- Just meditate. I often say it's non-negotiable when you have anxiety. Even meditating badly does its job. In fact, I've found that years of angsty meditating has seen me battle out my anxiety through meditiation, and emerge from my 20 minutes on the cushion, resolved and bemused. My anxiety is the friction that sees me meditate with more commitment, spring forth into more creative projects, and gives me the raw perspective I've needed to grow my business ventures.
More about the book
THE NEW YORK TIMES BESTSELLER
'Full of great, solidly researched, personal and genuinely useful tips for the anxious mind ... I loved this book.' Matt Haig, author of Reasons to Stay Alive and Notes On a Nervous Planet
'Probably the best book on living with anxiety that I've ever read.' Mark Manson, author of The Subtle Art of Not Giving a F*ck
If you have anxiety, this book is for you. If you love someone who is anxious, this book is for you.
I Quit Sugar founder and New York Times bestselling author Sarah Wilson has lived through high anxiety – including bipolar, OCD and several suicide attempts – her whole life. Perhaps like you, she grew tired of seeing anxiety as a disease that must be medicated into submission. Could anxiety be re-sewn, she asked, into a thing of beauty?
So began a seven-year journey to find a more meaningful and helpful take on anxiety. Living out of two suitcases, Sarah travelled the world, meeting with His Holiness The Dalai Lama, with Oprah’s life coach, with major mental health organizations and hundreds of others in a quest to unravel the knotted ball of wool that is the anxious condition. She emerged with the very best philosophy, science and hacks for thriving with the beast.

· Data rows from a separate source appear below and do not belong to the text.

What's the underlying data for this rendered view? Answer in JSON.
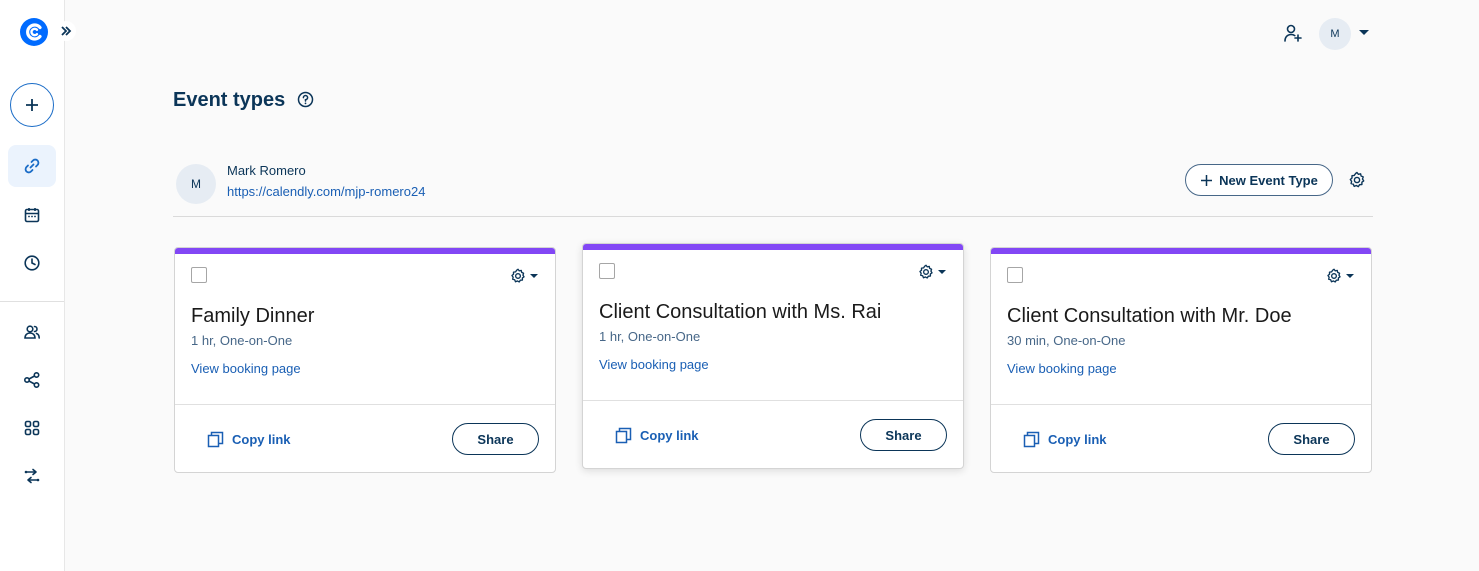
{
  "nav": {
    "brand_icon": "calendly-logo",
    "expand_icon": "double-chevron-right-icon",
    "create_icon": "plus-icon",
    "items": [
      {
        "id": "links",
        "icon": "link-icon",
        "active": true
      },
      {
        "id": "meetings",
        "icon": "calendar-icon",
        "active": false
      },
      {
        "id": "availability",
        "icon": "clock-icon",
        "active": false
      },
      {
        "id": "contacts",
        "icon": "people-icon",
        "active": false
      },
      {
        "id": "workflows",
        "icon": "workflow-icon",
        "active": false
      },
      {
        "id": "integrations",
        "icon": "apps-grid-icon",
        "active": false
      },
      {
        "id": "routing",
        "icon": "routing-icon",
        "active": false
      }
    ]
  },
  "topbar": {
    "invite_icon": "add-user-icon",
    "avatar_initial": "M"
  },
  "page": {
    "title": "Event types"
  },
  "user": {
    "initial": "M",
    "name": "Mark Romero",
    "link": "https://calendly.com/mjp-romero24"
  },
  "actions": {
    "new_event_label": "New Event Type"
  },
  "colors": {
    "accent": "#8247f5",
    "link": "#1a5fb4",
    "text": "#0b3558"
  },
  "cards": [
    {
      "title": "Family Dinner",
      "subtitle": "1 hr, One-on-One",
      "view_label": "View booking page",
      "copy_label": "Copy link",
      "share_label": "Share"
    },
    {
      "title": "Client Consultation with Ms. Rai",
      "subtitle": "1 hr, One-on-One",
      "view_label": "View booking page",
      "copy_label": "Copy link",
      "share_label": "Share"
    },
    {
      "title": "Client Consultation with Mr. Doe",
      "subtitle": "30 min, One-on-One",
      "view_label": "View booking page",
      "copy_label": "Copy link",
      "share_label": "Share"
    }
  ]
}
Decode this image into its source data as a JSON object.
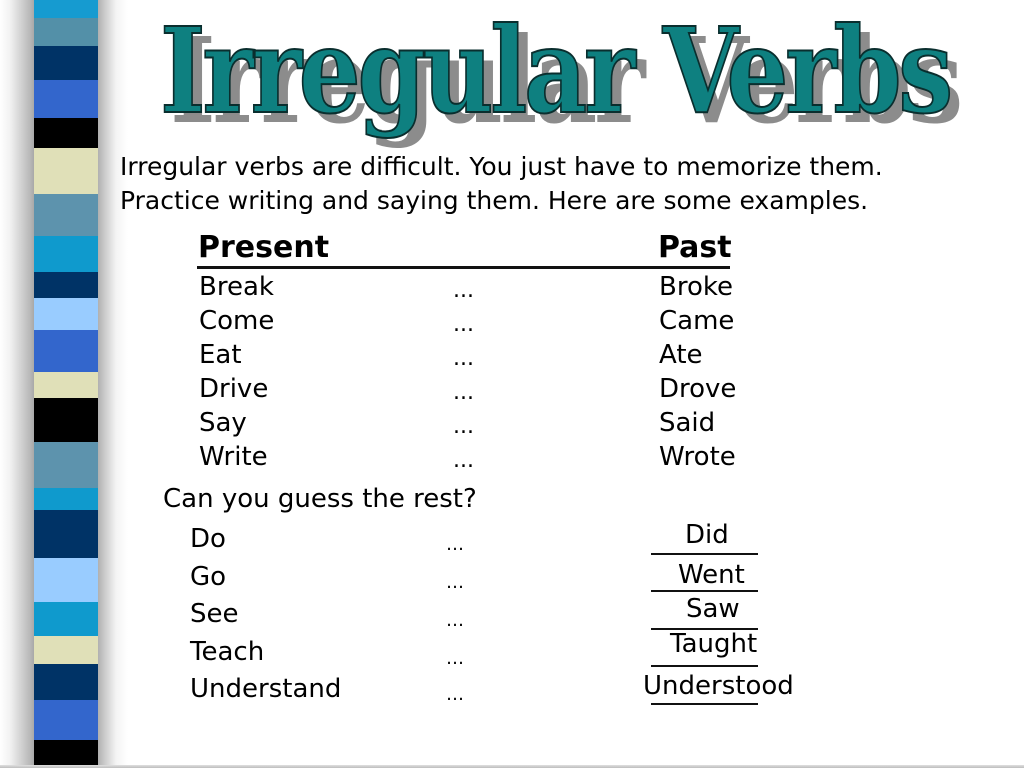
{
  "slide": {
    "title": "Irregular Verbs",
    "title_color": "#0e8080",
    "title_shadow_color": "#8c8c8c",
    "intro_lines": [
      "Irregular verbs are difficult.  You just have to memorize them.",
      "Practice writing and saying them.  Here are some examples."
    ],
    "column_headers": {
      "present": "Present",
      "past": "Past"
    },
    "separator": "...",
    "examples": [
      {
        "present": "Break",
        "past": "Broke"
      },
      {
        "present": "Come",
        "past": "Came"
      },
      {
        "present": "Eat",
        "past": "Ate"
      },
      {
        "present": "Drive",
        "past": "Drove"
      },
      {
        "present": "Say",
        "past": "Said"
      },
      {
        "present": "Write",
        "past": "Wrote"
      }
    ],
    "guess_prompt": "Can you guess the rest?",
    "quiz_separator": "…",
    "quiz": [
      {
        "present": "Do",
        "answer": "Did"
      },
      {
        "present": "Go",
        "answer": "Went"
      },
      {
        "present": "See",
        "answer": "Saw"
      },
      {
        "present": "Teach",
        "answer": "Taught"
      },
      {
        "present": "Understand",
        "answer": "Understood"
      }
    ]
  },
  "decoration": {
    "stripe_colors": [
      "#169bd0",
      "#5390a8",
      "#003366",
      "#3366cc",
      "#000000",
      "#e0e0b8",
      "#5d93ad",
      "#0f9acd",
      "#003366",
      "#99ccff",
      "#3366cc",
      "#e0e0b8",
      "#000000",
      "#5d93ad",
      "#0f9acd",
      "#003366",
      "#99ccff",
      "#0f9acd",
      "#e0e0b8",
      "#003366",
      "#3366cc",
      "#000000"
    ]
  }
}
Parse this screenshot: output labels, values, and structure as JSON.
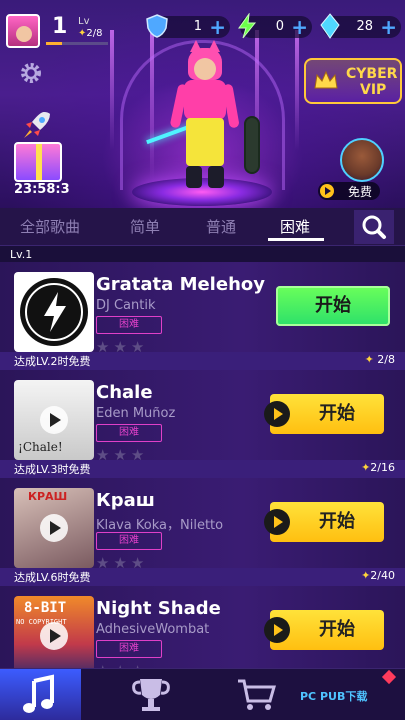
{
  "header": {
    "level": "1",
    "lv_label": "Lv",
    "lv_progress": "2/8",
    "xp_fraction": 0.25,
    "shields": "1",
    "energy": "0",
    "gems": "28"
  },
  "side": {
    "timer": "23:58:3",
    "vip_line1": "CYBER",
    "vip_line2": "VIP",
    "free_label": "免费"
  },
  "tabs": {
    "items": [
      "全部歌曲",
      "简单",
      "普通",
      "困难"
    ],
    "active_index": 3
  },
  "list": {
    "level_header": "Lv.1",
    "songs": [
      {
        "title": "Gratata Melehoy",
        "artist": "DJ Cantik",
        "difficulty": "困难",
        "button": "开始",
        "button_style": "green"
      },
      {
        "title": "Chale",
        "artist": "Eden Muñoz",
        "difficulty": "困难",
        "button": "开始",
        "button_style": "yellow",
        "cover_text": "¡Chale!"
      },
      {
        "title": "Краш",
        "artist": "Klava Koka，Niletto",
        "difficulty": "困难",
        "button": "开始",
        "button_style": "yellow",
        "cover_text": "КРАШ"
      },
      {
        "title": "Night Shade",
        "artist": "AdhesiveWombat",
        "difficulty": "困难",
        "button": "开始",
        "button_style": "yellow",
        "cover_text": "8-BIT",
        "cover_text2": "NO COPYRIGHT"
      }
    ],
    "unlocks": [
      {
        "label": "达成LV.2时免费",
        "progress": "2/8"
      },
      {
        "label": "达成LV.3时免费",
        "progress": "2/16"
      },
      {
        "label": "达成LV.6时免费",
        "progress": "2/40"
      }
    ]
  },
  "watermark": "PC PUB下载",
  "colors": {
    "accent_pink": "#e040c8",
    "start_green": "#2ce06a",
    "start_yellow": "#ffbf10",
    "vip_gold": "#ffc83a"
  }
}
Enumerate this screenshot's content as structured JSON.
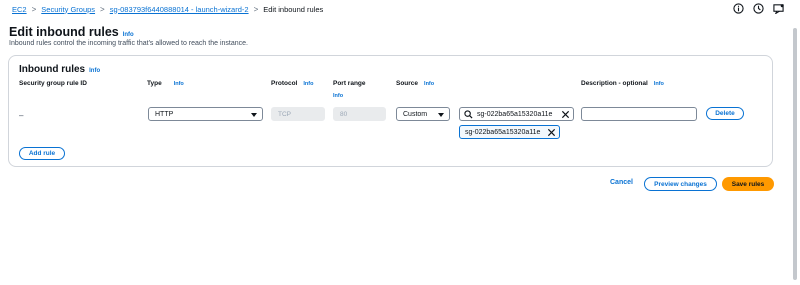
{
  "breadcrumb": {
    "items": [
      "EC2",
      "Security Groups",
      "sg-083793f6440888014 - launch-wizard-2",
      "Edit inbound rules"
    ]
  },
  "header": {
    "title": "Edit inbound rules",
    "info": "Info",
    "description": "Inbound rules control the incoming traffic that's allowed to reach the instance."
  },
  "panel": {
    "title": "Inbound rules",
    "info": "Info",
    "columns": {
      "rule_id": "Security group rule ID",
      "type": "Type",
      "protocol": "Protocol",
      "port_range": "Port range",
      "source": "Source",
      "description": "Description - optional",
      "info": "Info"
    },
    "rule": {
      "rule_id": "–",
      "type": "HTTP",
      "protocol": "TCP",
      "port_range": "80",
      "source": "Custom",
      "source_query": "sg-022ba65a15320a11e",
      "source_token": "sg-022ba65a15320a11e",
      "description": "",
      "delete_label": "Delete"
    },
    "add_rule_label": "Add rule"
  },
  "footer": {
    "cancel_label": "Cancel",
    "preview_label": "Preview changes",
    "save_label": "Save rules"
  },
  "icons": {
    "top": [
      "info-circle-icon",
      "history-icon",
      "notifications-icon"
    ],
    "search": "search-icon",
    "clear": "close-icon",
    "caret": "caret-down-icon"
  },
  "colors": {
    "link": "#0972d3",
    "primary": "#ff9900",
    "border": "#7d8998"
  }
}
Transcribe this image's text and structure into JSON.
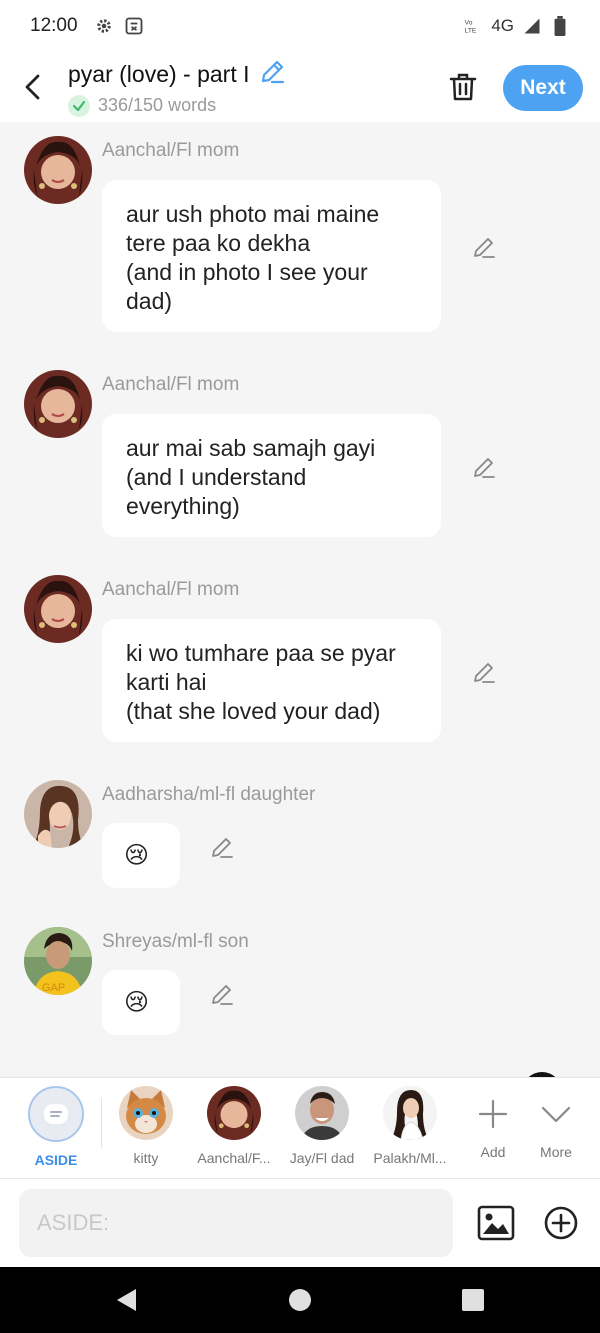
{
  "status_bar": {
    "time": "12:00",
    "network": "4G"
  },
  "header": {
    "title": "pyar (love) - part I",
    "word_count": "336/150 words",
    "next_label": "Next",
    "accent_color": "#4da3f2"
  },
  "messages": [
    {
      "sender": "Aanchal/Fl mom",
      "text": "aur ush photo mai maine\ntere paa ko dekha\n(and in photo I see your\ndad)"
    },
    {
      "sender": "Aanchal/Fl mom",
      "text": "aur mai sab samajh gayi\n(and I understand\neverything)"
    },
    {
      "sender": "Aanchal/Fl mom",
      "text": "ki wo tumhare paa se pyar\nkarti hai\n(that she loved your dad)"
    },
    {
      "sender": "Aadharsha/ml-fl daughter",
      "text": "😢"
    },
    {
      "sender": "Shreyas/ml-fl son",
      "text": "😢"
    }
  ],
  "characters": [
    {
      "label": "ASIDE",
      "active": true
    },
    {
      "label": "kitty"
    },
    {
      "label": "Aanchal/F..."
    },
    {
      "label": "Jay/Fl dad"
    },
    {
      "label": "Palakh/Ml..."
    }
  ],
  "strip_buttons": {
    "add_label": "Add",
    "more_label": "More"
  },
  "input": {
    "placeholder": "ASIDE:"
  }
}
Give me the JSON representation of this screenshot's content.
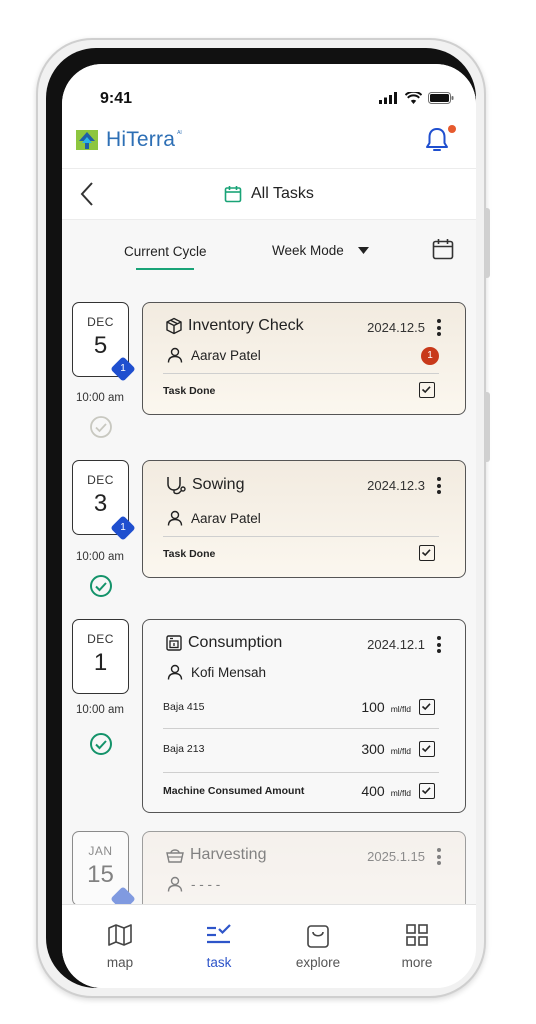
{
  "status_bar": {
    "time": "9:41"
  },
  "header": {
    "app_name": "HiTerra",
    "brand_mark": "AI",
    "accent_color": "#19a377",
    "notification_dot_color": "#e65a2e"
  },
  "title_bar": {
    "title": "All Tasks"
  },
  "modes": {
    "current_tab": "Current Cycle",
    "week_mode": "Week Mode"
  },
  "tasks": [
    {
      "month": "DEC",
      "day": "5",
      "badge": "1",
      "time": "10:00 am",
      "done": false,
      "title": "Inventory Check",
      "date": "2024.12.5",
      "person": "Aarav Patel",
      "count": "1",
      "footer_label": "Task Done",
      "icon": "package-icon"
    },
    {
      "month": "DEC",
      "day": "3",
      "badge": "1",
      "time": "10:00 am",
      "done": true,
      "title": "Sowing",
      "date": "2024.12.3",
      "person": "Aarav Patel",
      "footer_label": "Task Done",
      "icon": "sowing-icon"
    },
    {
      "month": "DEC",
      "day": "1",
      "time": "10:00 am",
      "done": true,
      "title": "Consumption",
      "date": "2024.12.1",
      "person": "Kofi Mensah",
      "icon": "consumption-icon",
      "rows": [
        {
          "label": "Baja 415",
          "value": "100",
          "unit": "ml/fld"
        },
        {
          "label": "Baja 213",
          "value": "300",
          "unit": "ml/fld"
        },
        {
          "label": "Machine Consumed Amount",
          "value": "400",
          "unit": "ml/fld"
        }
      ]
    },
    {
      "month": "JAN",
      "day": "15",
      "title": "Harvesting",
      "date": "2025.1.15",
      "person": "- - - -",
      "icon": "harvest-basket-icon"
    }
  ],
  "bottom_nav": {
    "items": [
      {
        "label": "map",
        "icon": "map-icon"
      },
      {
        "label": "task",
        "icon": "task-list-icon",
        "active": true
      },
      {
        "label": "explore",
        "icon": "shopping-bag-icon"
      },
      {
        "label": "more",
        "icon": "grid-icon"
      }
    ]
  }
}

First, We Make the Beast Beautiful is a small book with a big heart, paving the way for richer, kinder and wiser conversations about anxiety.